- ● Overtime for all employees will be strictly avoided if possible, McGee said. “This department spent over $500,000 (including taxes and benefits) last year and it’s going to stop. All overtime will have to be approved and requested in advance,” he said. Deputies are free to wear their uniforms and stand on sidelines during local football games, but will not be allowed to bill for overtime, he said. “If a school requests you be there, then that’s different, but if that’s the case you will have a post and will be assigned to it. No more standing around and letting the taxpayers pay the bill.”
- ● McGee said he and Chief Deputy Reginald Lantern (when he starts in March) will closely monitor the condition of patrol vehicles, and will demand they be kept clean and maintained. “Police speed, I know that, but it’s a bad habit and we need to break it. It’s dangerous and there is no need for it,” he said, adding that officers will also not be allowed to upgrade patrol vehicles with any devices to create more horsepower and speed.
- ● The department will have a greater focus on training, and officers at all levels can expect to spend more hours in classrooms and participating in hands-on training. “If you don’t like training, you are in the wrong department,” Phelps said. “I hope and pray to God we don’t ever have to use it in Panola County, but we are going to do a lot of active shooter training starting soon.”

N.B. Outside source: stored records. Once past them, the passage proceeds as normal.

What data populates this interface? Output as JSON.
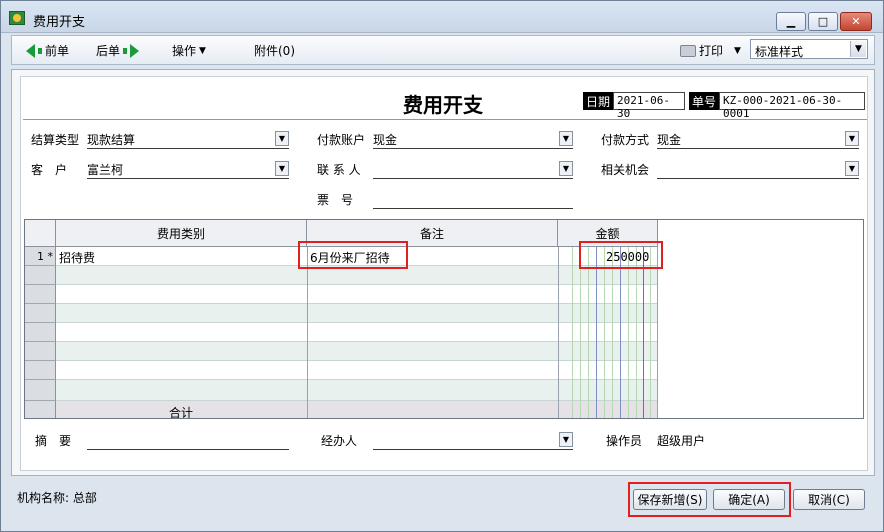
{
  "window": {
    "title": "费用开支"
  },
  "toolbar": {
    "prev_label": "前单",
    "next_label": "后单",
    "ops_label": "操作",
    "attach_label": "附件(0)",
    "print_label": "打印",
    "style_select": "标准样式"
  },
  "header": {
    "doc_title": "费用开支",
    "date_tag": "日期",
    "date_value": "2021-06-30",
    "no_tag": "单号",
    "no_value": "KZ-000-2021-06-30-0001"
  },
  "fields": {
    "settle_type_label": "结算类型",
    "settle_type_value": "现款结算",
    "pay_account_label": "付款账户",
    "pay_account_value": "现金",
    "pay_method_label": "付款方式",
    "pay_method_value": "现金",
    "customer_label": "客　户",
    "customer_value": "富兰柯",
    "contact_label": "联 系 人",
    "contact_value": "",
    "opportunity_label": "相关机会",
    "opportunity_value": "",
    "ticket_label": "票　号",
    "ticket_value": ""
  },
  "grid": {
    "headers": {
      "category": "费用类别",
      "remark": "备注",
      "amount": "金额"
    },
    "rows": [
      {
        "index": "1 *",
        "category": "招待费",
        "remark": "6月份来厂招待",
        "amount_digits": "250000"
      }
    ],
    "total_label": "合计"
  },
  "footer": {
    "summary_label": "摘　要",
    "summary_value": "",
    "handler_label": "经办人",
    "handler_value": "",
    "operator_label": "操作员",
    "operator_value": "超级用户"
  },
  "bottom": {
    "org_label": "机构名称: 总部",
    "save_new_label": "保存新增(S)",
    "ok_label": "确定(A)",
    "cancel_label": "取消(C)"
  },
  "colors": {
    "highlight": "#e02020",
    "arrow": "#1b9a3a"
  }
}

- Also on the training schedule, will be courses that focus on stop and approach techniques – a very dangerous part of law enforcement work – and strategies for dealing with mentally ill patients. “We get lots of calls for mentally illness in Panola County and there’s a way to talk to them that works out better for everyone. I’ve got somebody lined up to help us in that area, too,” Phelps said.
- ● The formation of a SWAT team is iminent and Phelps said he plans on having officers try out for positions to create a group specifically trained for response to crisis situations with active shooters.
- ● Patrol officers will be required to make a certain number of stops at businesses around the county to make contact with merchants and the general public. Deputies were also encouraged to visit schools and have School Resource Officers (currently at each school in the county except Greenhill Elementary in Sardis) introduce them to teachers and students. “Go eat lunch at these schools, the kids love it and it’s a way to get to know the people,” McGee said.
- ● Officers will respond to every call, and no longer be allowed to get a contact number from the dispatcher and call to ask about a reported problem. “That’s not going to happen anymore. We will go to every call, and talk to every person that has a problem. It’s our job,” McGee said. “You may have worked 40 burglaries that week and to you it’s just another call, but to the person who came home and their door is kicked in, or their car is gone, or a child is hurt, it’s the worst day of their life. We have to remember that each time we talk to a victim, and show them the respect that we would want,” he said.
- Phelps told the deputies and other officers they were chosen for employment in the department because leaders believed they were the right people for Panola County. “Get off the highways and ride the roads. One thing I learned going from one end of this county to the other was that people want to see the Sheriff’s Department riding by, and they want to know who we are.”